The Cost of Alternative Urban Water Supply and Efficiency Options in California

Published: May 2019
Authors: Heather Cooley, Rapichan Phurisamban, and Peter Gleick
Pages: 15


Urban communities, farms, businesses, and natural ecosystems depend upon adequate, reliable, and affordable supplies of clean water. As populations and economies grow and as climatic changes alter both water supply and demand, traditional options for meeting freshwater needs are becoming less available, reliable, and effective. As we approach peak water constraints on traditional water supplies, more effort is needed to reduce water demands through a wide range of conservation and efficiency technologies and policies, and to develop alternative, non-traditional water sources.

A key factor in the adoption of these strategies is their economic feasibility; yet, only limited and often confusing data are available on their relative costs. To fill this gap, this analysis, published in the journal Environmental Research Communications, evaluates the costs of four groups of alternatives for urban supply and demand based on data and analysis in the California context: stormwater capture; water recycling and reuse; brackish and seawater desalination; and a range of water conservation and efficiency measures.

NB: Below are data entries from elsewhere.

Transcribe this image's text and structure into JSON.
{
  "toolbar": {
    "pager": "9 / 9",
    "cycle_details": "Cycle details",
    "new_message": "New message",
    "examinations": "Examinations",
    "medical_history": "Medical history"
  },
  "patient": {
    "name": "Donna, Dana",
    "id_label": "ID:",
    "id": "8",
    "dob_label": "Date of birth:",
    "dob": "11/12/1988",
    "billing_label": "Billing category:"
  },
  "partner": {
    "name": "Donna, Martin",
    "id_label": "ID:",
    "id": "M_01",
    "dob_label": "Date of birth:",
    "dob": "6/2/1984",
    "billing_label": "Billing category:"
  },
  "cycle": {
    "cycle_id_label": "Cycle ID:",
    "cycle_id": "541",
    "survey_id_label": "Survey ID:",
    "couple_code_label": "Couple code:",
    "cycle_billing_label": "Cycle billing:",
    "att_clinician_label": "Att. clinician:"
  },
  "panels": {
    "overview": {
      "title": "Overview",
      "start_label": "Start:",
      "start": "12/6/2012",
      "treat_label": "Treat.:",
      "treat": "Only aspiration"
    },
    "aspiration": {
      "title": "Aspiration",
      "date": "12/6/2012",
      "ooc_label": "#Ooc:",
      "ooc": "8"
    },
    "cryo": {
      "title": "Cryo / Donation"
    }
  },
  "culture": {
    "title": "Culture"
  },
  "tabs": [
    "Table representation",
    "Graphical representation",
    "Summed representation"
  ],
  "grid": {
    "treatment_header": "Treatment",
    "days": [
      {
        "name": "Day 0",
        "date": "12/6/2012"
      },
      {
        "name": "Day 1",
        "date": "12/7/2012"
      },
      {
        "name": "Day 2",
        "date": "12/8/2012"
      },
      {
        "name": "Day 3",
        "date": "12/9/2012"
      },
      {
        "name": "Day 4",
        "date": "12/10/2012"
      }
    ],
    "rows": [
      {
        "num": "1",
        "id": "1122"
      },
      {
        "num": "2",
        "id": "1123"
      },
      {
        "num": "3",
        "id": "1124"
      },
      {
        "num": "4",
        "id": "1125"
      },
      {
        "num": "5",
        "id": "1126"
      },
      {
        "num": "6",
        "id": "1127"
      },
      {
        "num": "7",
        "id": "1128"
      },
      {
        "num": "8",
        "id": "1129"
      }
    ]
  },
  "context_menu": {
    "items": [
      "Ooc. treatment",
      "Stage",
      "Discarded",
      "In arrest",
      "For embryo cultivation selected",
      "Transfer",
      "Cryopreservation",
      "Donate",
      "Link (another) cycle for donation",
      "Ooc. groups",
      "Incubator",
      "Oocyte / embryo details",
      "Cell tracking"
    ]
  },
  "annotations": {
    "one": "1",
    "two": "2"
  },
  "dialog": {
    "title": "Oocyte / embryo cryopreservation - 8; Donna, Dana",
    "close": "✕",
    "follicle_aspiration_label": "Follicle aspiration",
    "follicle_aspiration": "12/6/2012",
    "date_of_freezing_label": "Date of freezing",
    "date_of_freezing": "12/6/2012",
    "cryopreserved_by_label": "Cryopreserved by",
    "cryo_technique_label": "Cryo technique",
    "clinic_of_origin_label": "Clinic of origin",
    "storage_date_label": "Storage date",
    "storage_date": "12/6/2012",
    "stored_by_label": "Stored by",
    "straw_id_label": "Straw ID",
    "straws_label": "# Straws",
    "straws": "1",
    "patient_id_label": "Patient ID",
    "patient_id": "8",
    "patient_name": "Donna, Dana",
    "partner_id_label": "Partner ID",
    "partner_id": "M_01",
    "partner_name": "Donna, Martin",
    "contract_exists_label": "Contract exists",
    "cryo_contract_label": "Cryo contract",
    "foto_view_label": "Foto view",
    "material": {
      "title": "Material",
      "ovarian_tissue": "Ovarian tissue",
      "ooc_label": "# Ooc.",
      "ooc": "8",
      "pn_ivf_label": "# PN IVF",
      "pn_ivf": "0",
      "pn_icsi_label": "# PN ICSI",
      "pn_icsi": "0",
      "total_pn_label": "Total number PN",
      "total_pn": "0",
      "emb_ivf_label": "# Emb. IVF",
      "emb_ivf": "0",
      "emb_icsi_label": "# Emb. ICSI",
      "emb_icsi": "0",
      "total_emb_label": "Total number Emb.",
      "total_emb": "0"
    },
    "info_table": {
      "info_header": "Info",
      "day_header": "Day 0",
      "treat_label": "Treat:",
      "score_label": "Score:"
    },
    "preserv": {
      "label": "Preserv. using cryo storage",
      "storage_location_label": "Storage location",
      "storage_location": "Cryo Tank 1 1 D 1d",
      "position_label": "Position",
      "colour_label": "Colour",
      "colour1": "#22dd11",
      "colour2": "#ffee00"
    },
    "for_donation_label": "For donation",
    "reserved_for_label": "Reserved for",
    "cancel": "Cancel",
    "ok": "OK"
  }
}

It also describes some important co-benefits or avoided costs, such as reducing water withdrawals from surface water bodies or polluted runoff in coastal waterways.

Learn more and download the article here.